Employment Tribunal claimants now normally have to notify ACAS of their complaint before putting in a tribunal claim. Known as ‘Early conciliation’, this gives an opportunity to resolve the dispute through conciliation before going to a tribunal. It applies to Great Britain, not Northern Ireland.
From 6th May 2014, Employment Tribunal claimants normally have to notify ACAS of their complaint before putting in a tribunal claim. This gives an opportunity to resolve the dispute through conciliation before going to a tribunal.
Notification to ACAS is through a simple form submitted online, or by post or telephone. The normal 3 month time limit for submitting a claim is extended to allow for the conciliation period.
The rules do not mean the claimant or employer has to engage with ACAS. If either party is unwilling to conciliate, or if conciliation is unsuccessful, the claim can go to a tribual. Also, ACAS does not get in touch with the employer unless the claimant consents.
This Early Conciliation scheme is on top of existing rules encouraging use of internal grievance or disciplinary procedures: see Grievance, disciplinary and other procedures.
The scheme opened on 6 April 2014, but was not compulsory for proceedings lodged between 6 April and 5 May.
- Early Conciliation website (ec.acas.org.uk). The online request form is at ec.acas.org.uk/Submission/Create
- ACAS leaflet (link to acas.org.uk),
- ACAS Early Conciliation Scheme is Live: Essential Facts for Employees (link to yesslaw.org.uk),
- Mills & Reeve briefing (pdf, link to mills-reeve.com).
A bit more detail
The government issued a response to a consultation on detailed implementation on 12th July 2013: www.gov.uk/government/consultations/early-conciliation-consultation-on-proposals-for-implementation. The consultation document stresses that the new rules are not intended to be a barrier to justice. For example, when notifying ACAS there is not a requirement for the claimant to describe his or her claim. Such a requirement would enable the employer to make technical legal arguments that the claims being put to the tribunal were not adequately described to ACAS (but there may still be problems: see workingtheory.co.uk/2013/early-conciliation.html). Also the claimant (or employer) is free to say to ACAS that they do not want conciliation, and the employer will only be contacted by ACAS if the claimant agrees. Further, the claimant does not need to contact ACAS if the employer has done so.

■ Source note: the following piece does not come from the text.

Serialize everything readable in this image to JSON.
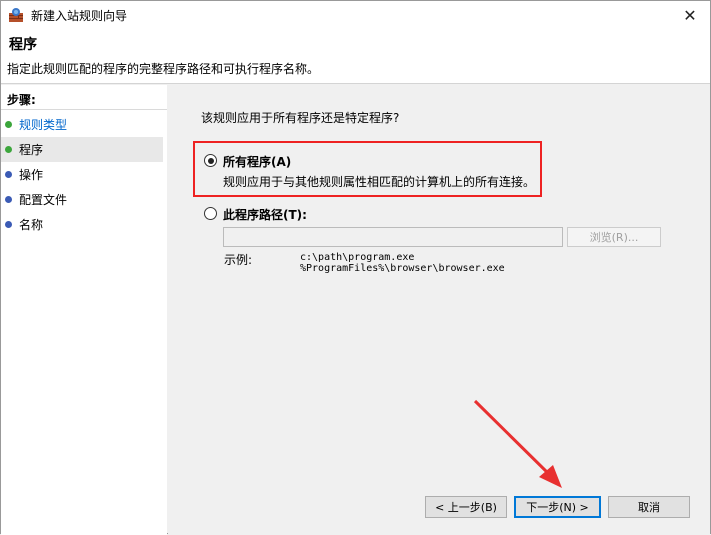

One somewhat technical complication is that if the claimant intends to bring the claim against more than one person (eg the employer plus one or more individuals involved), there must be a separate early conciliation form for each person – www.worklifelaw.co.uk/2014/03/amendment-to-early-conciliation-rules/